* _Problem_: Repeat each record below exactly, dropping the pictures.

* _Given data_:
════

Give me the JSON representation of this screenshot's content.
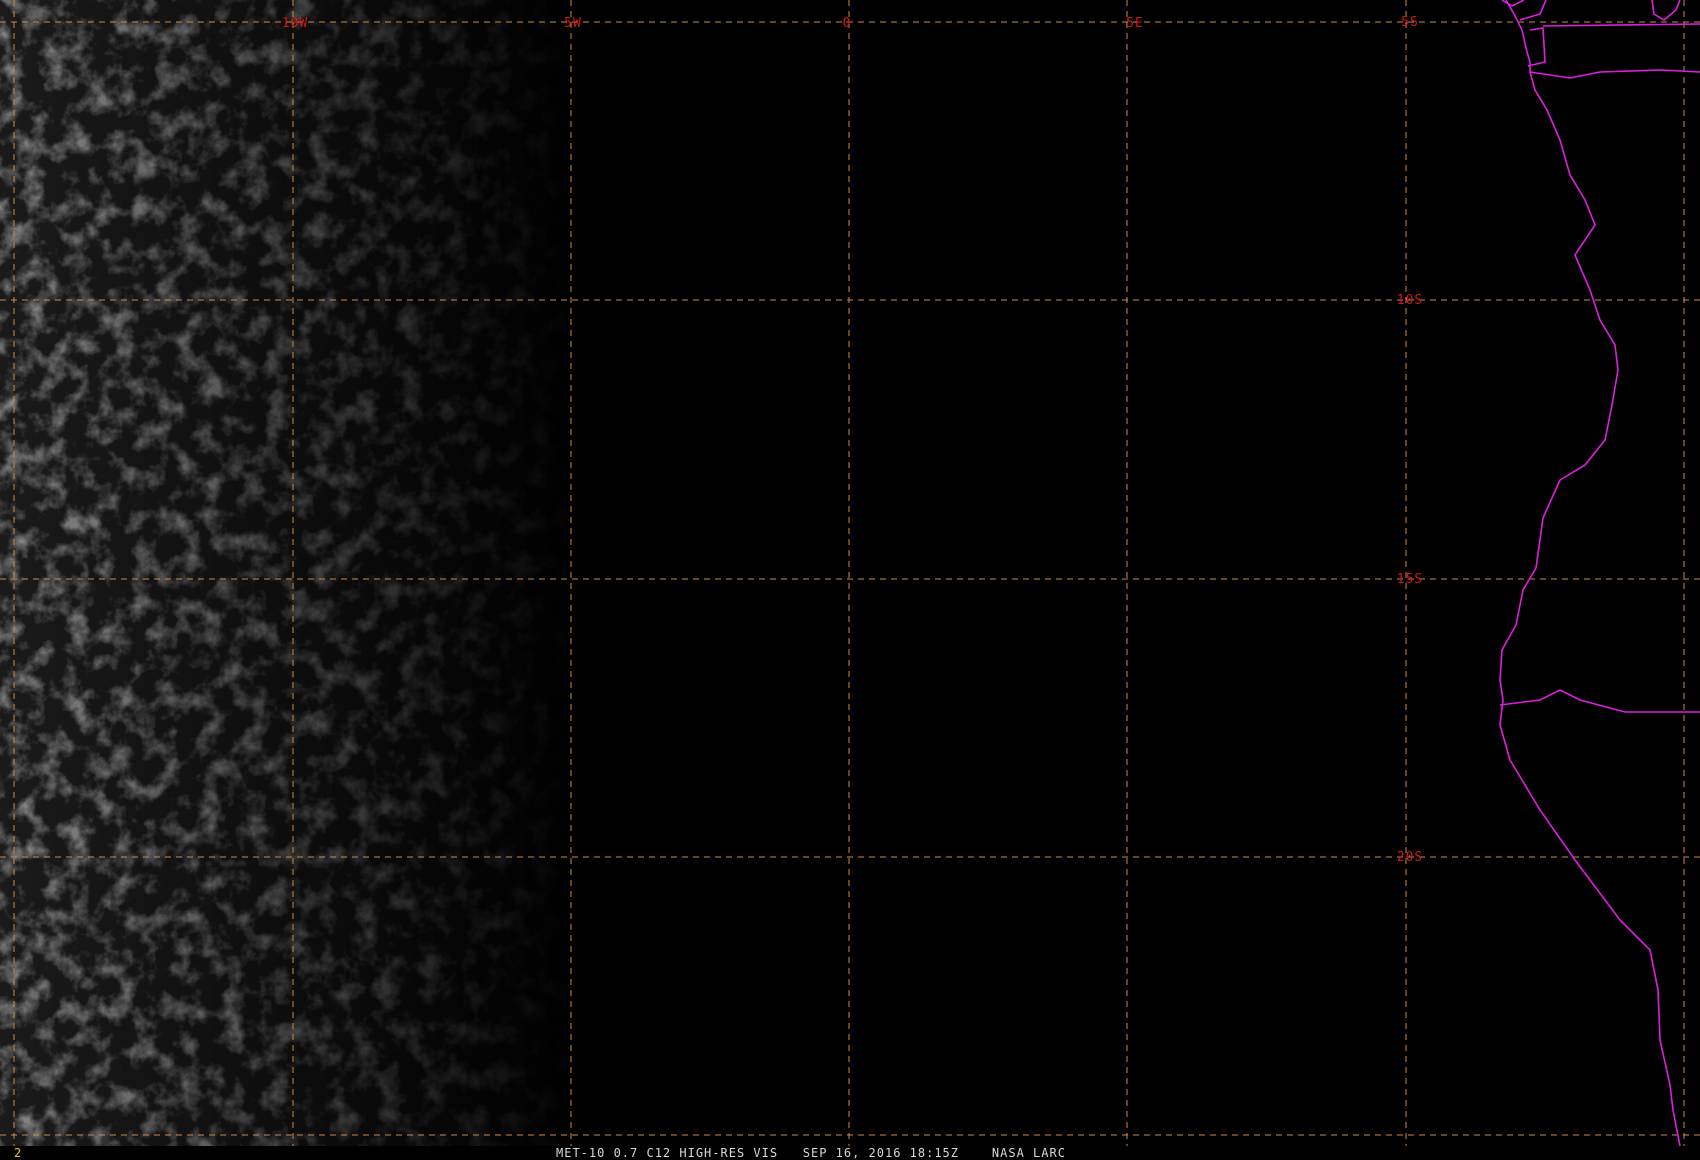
{
  "map": {
    "longitude_labels": [
      "10W",
      "5W",
      "0",
      "5E"
    ],
    "latitude_labels": [
      "5S",
      "10S",
      "15S",
      "20S"
    ],
    "colors": {
      "background": "#000000",
      "grid": "#c98a4a",
      "grid_labels": "#d01818",
      "coastline": "#e01ee0",
      "cloud": "#8a8a8a"
    }
  },
  "status_bar": {
    "frame_number": "2",
    "caption": "MET-10 0.7 C12 HIGH-RES VIS   SEP 16, 2016 18:15Z    NASA LARC"
  }
}
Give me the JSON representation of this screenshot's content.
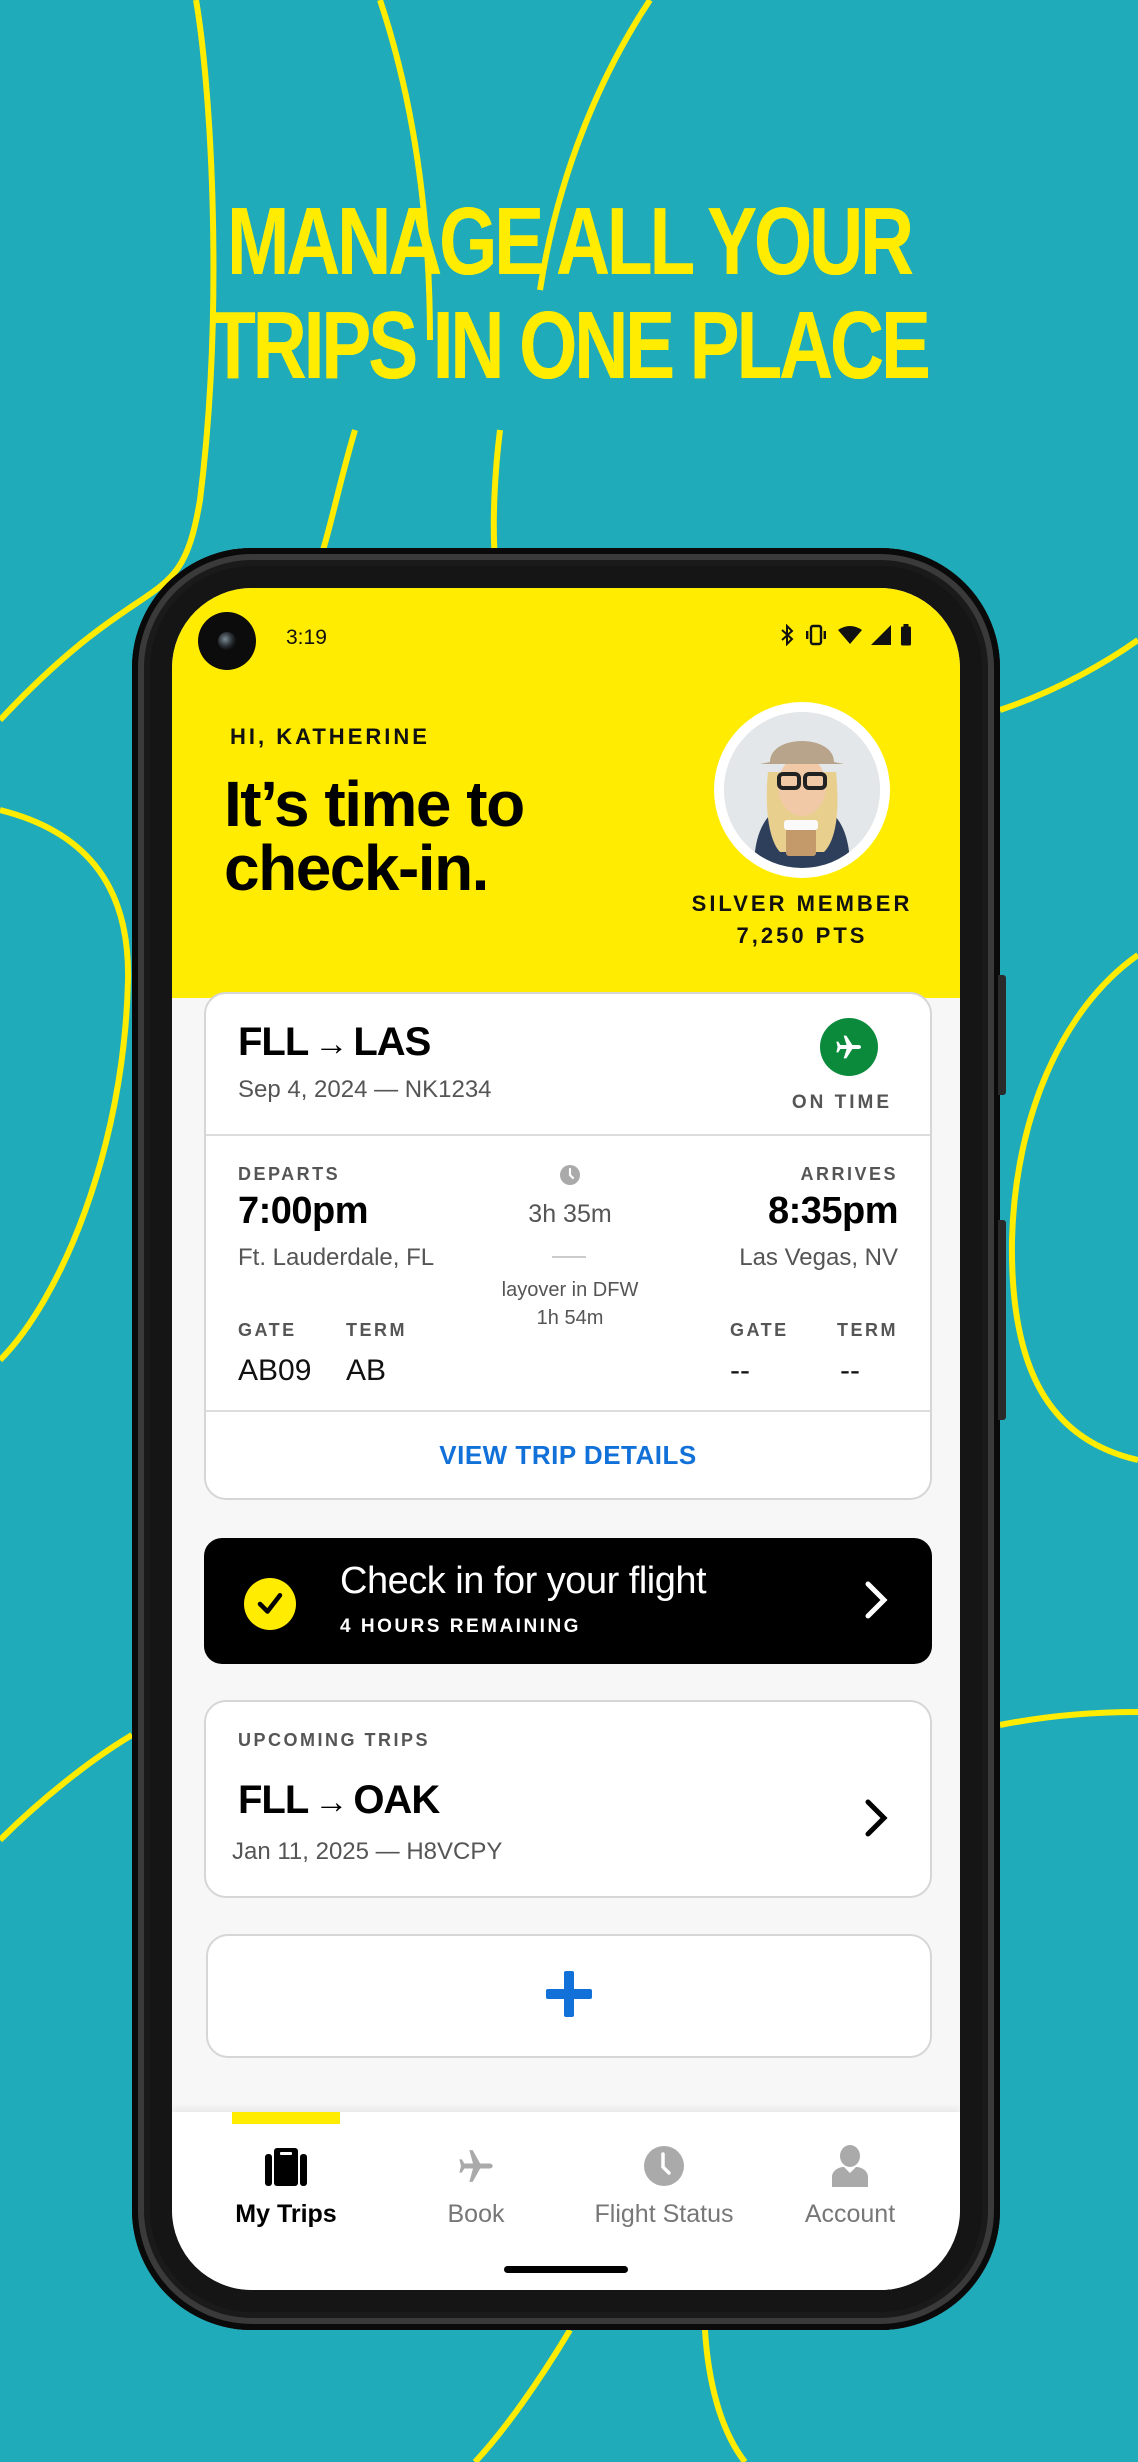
{
  "promo": {
    "line1": "MANAGE ALL YOUR",
    "line2": "TRIPS IN ONE PLACE"
  },
  "colors": {
    "background": "#1fabb9",
    "brand_yellow": "#ffec00",
    "link_blue": "#1171d8",
    "on_time_green": "#0c8a3c"
  },
  "status_bar": {
    "time": "3:19",
    "icons": [
      "bluetooth-icon",
      "vibrate-icon",
      "wifi-icon",
      "signal-icon",
      "battery-icon"
    ]
  },
  "header": {
    "greeting": "HI, KATHERINE",
    "headline": "It’s time to check-in.",
    "member_tier": "SILVER MEMBER",
    "points": "7,250 PTS"
  },
  "current_flight": {
    "origin": "FLL",
    "destination": "LAS",
    "arrow": "→",
    "date_line": "Sep 4, 2024 — NK1234",
    "status": "ON TIME",
    "departs_label": "DEPARTS",
    "departs_time": "7:00pm",
    "departs_city": "Ft. Lauderdale, FL",
    "arrives_label": "ARRIVES",
    "arrives_time": "8:35pm",
    "arrives_city": "Las Vegas, NV",
    "duration": "3h 35m",
    "layover_line1": "layover in DFW",
    "layover_line2": "1h 54m",
    "gate_label": "GATE",
    "term_label": "TERM",
    "dep_gate": "AB09",
    "dep_term": "AB",
    "arr_gate": "--",
    "arr_term": "--",
    "view_details": "VIEW TRIP DETAILS"
  },
  "checkin": {
    "title": "Check in for your flight",
    "subtitle": "4 HOURS REMAINING"
  },
  "upcoming": {
    "label": "UPCOMING TRIPS",
    "origin": "FLL",
    "destination": "OAK",
    "arrow": "→",
    "date_line": "Jan 11, 2025 — H8VCPY"
  },
  "add_trip": {
    "icon": "plus-icon"
  },
  "bottom_nav": {
    "items": [
      {
        "label": "My Trips",
        "icon": "suitcase-icon",
        "active": true
      },
      {
        "label": "Book",
        "icon": "plane-icon",
        "active": false
      },
      {
        "label": "Flight Status",
        "icon": "clock-icon",
        "active": false
      },
      {
        "label": "Account",
        "icon": "person-icon",
        "active": false
      }
    ]
  }
}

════

* _Result_:
Give me the JSON representation of this screenshot's content.
{
  "map": {
    "longitude_labels": [
      "10W",
      "5W",
      "0",
      "5E"
    ],
    "latitude_labels": [
      "5S",
      "10S",
      "15S",
      "20S"
    ],
    "colors": {
      "background": "#000000",
      "grid": "#c98a4a",
      "grid_labels": "#d01818",
      "coastline": "#e01ee0",
      "cloud": "#8a8a8a"
    }
  },
  "status_bar": {
    "frame_number": "2",
    "caption": "MET-10 0.7 C12 HIGH-RES VIS   SEP 16, 2016 18:15Z    NASA LARC"
  }
}
Give me the JSON representation of this screenshot's content.
{
  "promo": {
    "line1": "MANAGE ALL YOUR",
    "line2": "TRIPS IN ONE PLACE"
  },
  "colors": {
    "background": "#1fabb9",
    "brand_yellow": "#ffec00",
    "link_blue": "#1171d8",
    "on_time_green": "#0c8a3c"
  },
  "status_bar": {
    "time": "3:19",
    "icons": [
      "bluetooth-icon",
      "vibrate-icon",
      "wifi-icon",
      "signal-icon",
      "battery-icon"
    ]
  },
  "header": {
    "greeting": "HI, KATHERINE",
    "headline": "It’s time to check-in.",
    "member_tier": "SILVER MEMBER",
    "points": "7,250 PTS"
  },
  "current_flight": {
    "origin": "FLL",
    "destination": "LAS",
    "arrow": "→",
    "date_line": "Sep 4, 2024 — NK1234",
    "status": "ON TIME",
    "departs_label": "DEPARTS",
    "departs_time": "7:00pm",
    "departs_city": "Ft. Lauderdale, FL",
    "arrives_label": "ARRIVES",
    "arrives_time": "8:35pm",
    "arrives_city": "Las Vegas, NV",
    "duration": "3h 35m",
    "layover_line1": "layover in DFW",
    "layover_line2": "1h 54m",
    "gate_label": "GATE",
    "term_label": "TERM",
    "dep_gate": "AB09",
    "dep_term": "AB",
    "arr_gate": "--",
    "arr_term": "--",
    "view_details": "VIEW TRIP DETAILS"
  },
  "checkin": {
    "title": "Check in for your flight",
    "subtitle": "4 HOURS REMAINING"
  },
  "upcoming": {
    "label": "UPCOMING TRIPS",
    "origin": "FLL",
    "destination": "OAK",
    "arrow": "→",
    "date_line": "Jan 11, 2025 — H8VCPY"
  },
  "add_trip": {
    "icon": "plus-icon"
  },
  "bottom_nav": {
    "items": [
      {
        "label": "My Trips",
        "icon": "suitcase-icon",
        "active": true
      },
      {
        "label": "Book",
        "icon": "plane-icon",
        "active": false
      },
      {
        "label": "Flight Status",
        "icon": "clock-icon",
        "active": false
      },
      {
        "label": "Account",
        "icon": "person-icon",
        "active": false
      }
    ]
  }
}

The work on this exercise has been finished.